May 31 marked the one-year anniversary of SUN Behavioral Columbus, currently licensed as a 72-bed inpatient facility for people with mental-health and substance-abuse problems at 900 E. Dublin-Granville Road.

Lance Folske took over as CEO of the New Jersey-based company's central Ohio facility March 26, and he's still getting used to his new surroundings after six years in the Dallas area.

"Every commute is 15 minutes?" he said. "That's just amazing."

Folske was the guest speaker and host for the June 12 meeting of the Northland Area Business Association.

SUN Behavioral purchased the former Clarion Hotel and Suites Conference Center in April 2015. President and CEO Steve Page said at the time that transforming the building into a 110,000-square-foot psychiatric hospital with potentially 144 beds represented a $25 million investment.

"We've got folks who are going through just about everything," Folske said during his remarks to members of the business organization.

SUN Behavioral accepts voluntary and involuntary patients, he said. The former accept that they need help, while the latter mostly don't and getting treatment for them requires showing that they represent a danger to themselves or others in a court of law.

"The challenge with all this stuff is proving it," Folske said. "It's really difficult to get someone to stay here ... A lot of our admissions are 'volun-told' by their families."

Folske said he believes the stigma attached to mental illness is finally dying down. People no longer think of psychiatric hospitals as the grim place portrayed in the 1975 film "One Flew Over the Cuckoo's Nest," he said.

"I have been very blessed to be a part of a movement in the country, really, of doing away with that stigma," Folske said. "I don't even know if we have a straitjacket here. That's not what care looks like anymore."

"A place like SUN Behavioral is so essential," said Dave Cooper, president of NABA. "We're glad they're in the community."

The average inpatient stay at SUN Behavioral Columbus is eight days, with a maximum of about 20, depending upon the person's insurance, Folske said.

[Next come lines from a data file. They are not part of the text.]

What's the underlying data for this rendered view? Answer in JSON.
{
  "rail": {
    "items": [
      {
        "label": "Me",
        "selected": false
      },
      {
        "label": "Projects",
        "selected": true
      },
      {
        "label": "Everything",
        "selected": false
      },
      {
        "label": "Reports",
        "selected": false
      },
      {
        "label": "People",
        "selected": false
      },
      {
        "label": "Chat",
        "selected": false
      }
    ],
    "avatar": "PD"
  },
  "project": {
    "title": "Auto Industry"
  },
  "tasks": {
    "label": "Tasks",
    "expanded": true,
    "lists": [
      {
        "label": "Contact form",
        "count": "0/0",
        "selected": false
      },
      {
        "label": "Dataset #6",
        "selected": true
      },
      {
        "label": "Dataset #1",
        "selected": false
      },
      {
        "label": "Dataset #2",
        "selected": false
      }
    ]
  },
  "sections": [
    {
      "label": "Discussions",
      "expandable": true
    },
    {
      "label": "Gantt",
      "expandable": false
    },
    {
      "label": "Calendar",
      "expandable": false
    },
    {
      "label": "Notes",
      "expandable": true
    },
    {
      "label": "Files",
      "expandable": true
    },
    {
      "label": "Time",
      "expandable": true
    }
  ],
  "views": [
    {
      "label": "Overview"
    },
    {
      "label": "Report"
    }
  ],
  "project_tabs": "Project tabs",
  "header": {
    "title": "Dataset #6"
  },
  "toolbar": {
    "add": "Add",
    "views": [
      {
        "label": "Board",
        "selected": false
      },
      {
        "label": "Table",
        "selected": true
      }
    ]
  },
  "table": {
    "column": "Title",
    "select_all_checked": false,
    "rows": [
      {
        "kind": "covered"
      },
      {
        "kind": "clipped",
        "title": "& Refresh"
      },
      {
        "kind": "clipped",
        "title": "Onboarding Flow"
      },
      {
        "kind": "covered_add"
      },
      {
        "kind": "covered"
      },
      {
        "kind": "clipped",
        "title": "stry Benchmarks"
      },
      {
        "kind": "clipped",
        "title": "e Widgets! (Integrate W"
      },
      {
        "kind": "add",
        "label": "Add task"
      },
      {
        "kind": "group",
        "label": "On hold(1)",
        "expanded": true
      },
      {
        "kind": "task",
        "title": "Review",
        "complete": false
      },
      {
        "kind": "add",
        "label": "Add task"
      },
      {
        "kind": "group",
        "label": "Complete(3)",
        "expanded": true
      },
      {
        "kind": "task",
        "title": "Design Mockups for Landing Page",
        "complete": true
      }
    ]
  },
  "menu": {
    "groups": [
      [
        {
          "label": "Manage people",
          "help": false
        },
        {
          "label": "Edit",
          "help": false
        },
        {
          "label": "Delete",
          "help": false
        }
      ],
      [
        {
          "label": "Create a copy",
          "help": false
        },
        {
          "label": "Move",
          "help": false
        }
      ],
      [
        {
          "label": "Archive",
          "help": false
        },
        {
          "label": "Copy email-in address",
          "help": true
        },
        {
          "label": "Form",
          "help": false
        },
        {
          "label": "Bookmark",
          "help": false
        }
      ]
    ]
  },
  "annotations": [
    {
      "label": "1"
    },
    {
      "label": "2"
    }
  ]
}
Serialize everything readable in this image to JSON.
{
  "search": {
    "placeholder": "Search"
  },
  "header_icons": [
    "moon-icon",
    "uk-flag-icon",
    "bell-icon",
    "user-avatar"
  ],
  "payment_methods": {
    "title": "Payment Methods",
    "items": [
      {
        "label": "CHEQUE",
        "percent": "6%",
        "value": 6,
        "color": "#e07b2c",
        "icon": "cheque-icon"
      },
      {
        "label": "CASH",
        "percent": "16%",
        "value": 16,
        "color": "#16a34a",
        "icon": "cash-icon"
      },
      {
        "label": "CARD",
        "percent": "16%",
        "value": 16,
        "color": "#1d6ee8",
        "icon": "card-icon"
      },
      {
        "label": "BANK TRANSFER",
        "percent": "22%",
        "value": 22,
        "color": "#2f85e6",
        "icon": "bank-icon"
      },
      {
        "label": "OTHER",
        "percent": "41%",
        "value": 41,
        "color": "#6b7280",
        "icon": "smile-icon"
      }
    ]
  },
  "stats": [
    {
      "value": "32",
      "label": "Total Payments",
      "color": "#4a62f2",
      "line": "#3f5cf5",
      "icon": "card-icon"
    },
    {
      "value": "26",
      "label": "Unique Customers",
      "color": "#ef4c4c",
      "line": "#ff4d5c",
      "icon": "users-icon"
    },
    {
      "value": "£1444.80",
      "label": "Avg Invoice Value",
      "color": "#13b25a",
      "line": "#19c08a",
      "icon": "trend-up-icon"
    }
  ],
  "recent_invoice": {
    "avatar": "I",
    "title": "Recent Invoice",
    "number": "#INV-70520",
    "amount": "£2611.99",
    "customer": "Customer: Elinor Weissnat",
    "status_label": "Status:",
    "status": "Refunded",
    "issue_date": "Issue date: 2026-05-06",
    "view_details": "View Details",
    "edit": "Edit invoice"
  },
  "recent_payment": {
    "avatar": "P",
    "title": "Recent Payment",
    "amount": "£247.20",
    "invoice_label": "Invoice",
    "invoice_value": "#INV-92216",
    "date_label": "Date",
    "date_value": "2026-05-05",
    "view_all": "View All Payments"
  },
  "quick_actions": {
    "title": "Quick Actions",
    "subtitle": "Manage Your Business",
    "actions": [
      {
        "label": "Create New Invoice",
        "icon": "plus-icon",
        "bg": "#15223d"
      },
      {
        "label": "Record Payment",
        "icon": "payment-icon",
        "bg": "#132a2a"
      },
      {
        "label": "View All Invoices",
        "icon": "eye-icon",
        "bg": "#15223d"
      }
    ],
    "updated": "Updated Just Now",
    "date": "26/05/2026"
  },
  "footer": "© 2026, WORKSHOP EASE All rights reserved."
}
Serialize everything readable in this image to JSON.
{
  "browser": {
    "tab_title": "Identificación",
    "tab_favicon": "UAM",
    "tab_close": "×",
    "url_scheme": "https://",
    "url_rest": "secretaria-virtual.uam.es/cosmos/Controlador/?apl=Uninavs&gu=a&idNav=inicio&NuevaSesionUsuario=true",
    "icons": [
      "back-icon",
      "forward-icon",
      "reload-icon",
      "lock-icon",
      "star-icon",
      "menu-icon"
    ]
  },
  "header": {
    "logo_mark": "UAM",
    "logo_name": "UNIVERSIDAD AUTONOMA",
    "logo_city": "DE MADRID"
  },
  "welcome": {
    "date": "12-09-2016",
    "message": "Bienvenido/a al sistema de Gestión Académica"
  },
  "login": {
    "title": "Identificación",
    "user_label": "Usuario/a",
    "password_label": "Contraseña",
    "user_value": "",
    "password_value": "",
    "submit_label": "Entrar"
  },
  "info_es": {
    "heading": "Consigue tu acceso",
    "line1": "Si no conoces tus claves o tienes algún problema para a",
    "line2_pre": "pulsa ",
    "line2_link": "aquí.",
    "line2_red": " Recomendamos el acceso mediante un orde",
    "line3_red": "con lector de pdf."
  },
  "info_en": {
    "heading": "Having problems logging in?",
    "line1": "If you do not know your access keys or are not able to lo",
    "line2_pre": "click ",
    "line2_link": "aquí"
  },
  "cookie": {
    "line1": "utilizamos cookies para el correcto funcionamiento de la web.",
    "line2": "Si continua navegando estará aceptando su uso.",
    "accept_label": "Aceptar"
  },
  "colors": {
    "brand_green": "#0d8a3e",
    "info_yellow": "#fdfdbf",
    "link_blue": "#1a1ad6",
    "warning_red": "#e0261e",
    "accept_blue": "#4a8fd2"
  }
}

He stressed that SUN Behavioral is a for-profit company, but said personnel can help potential patients explore insurance options, and the Columbus operation offers free level-of-care assessments.

"We are all one hard day away from being a patient," Folske said. "Sometimes I think they're a lot more courageous than we are because they asked for help.

"Unfortunately, some people's rock bottom is deeper, darker and scarier than others."

kparks@thisweeknews.com

@KevinParksTW1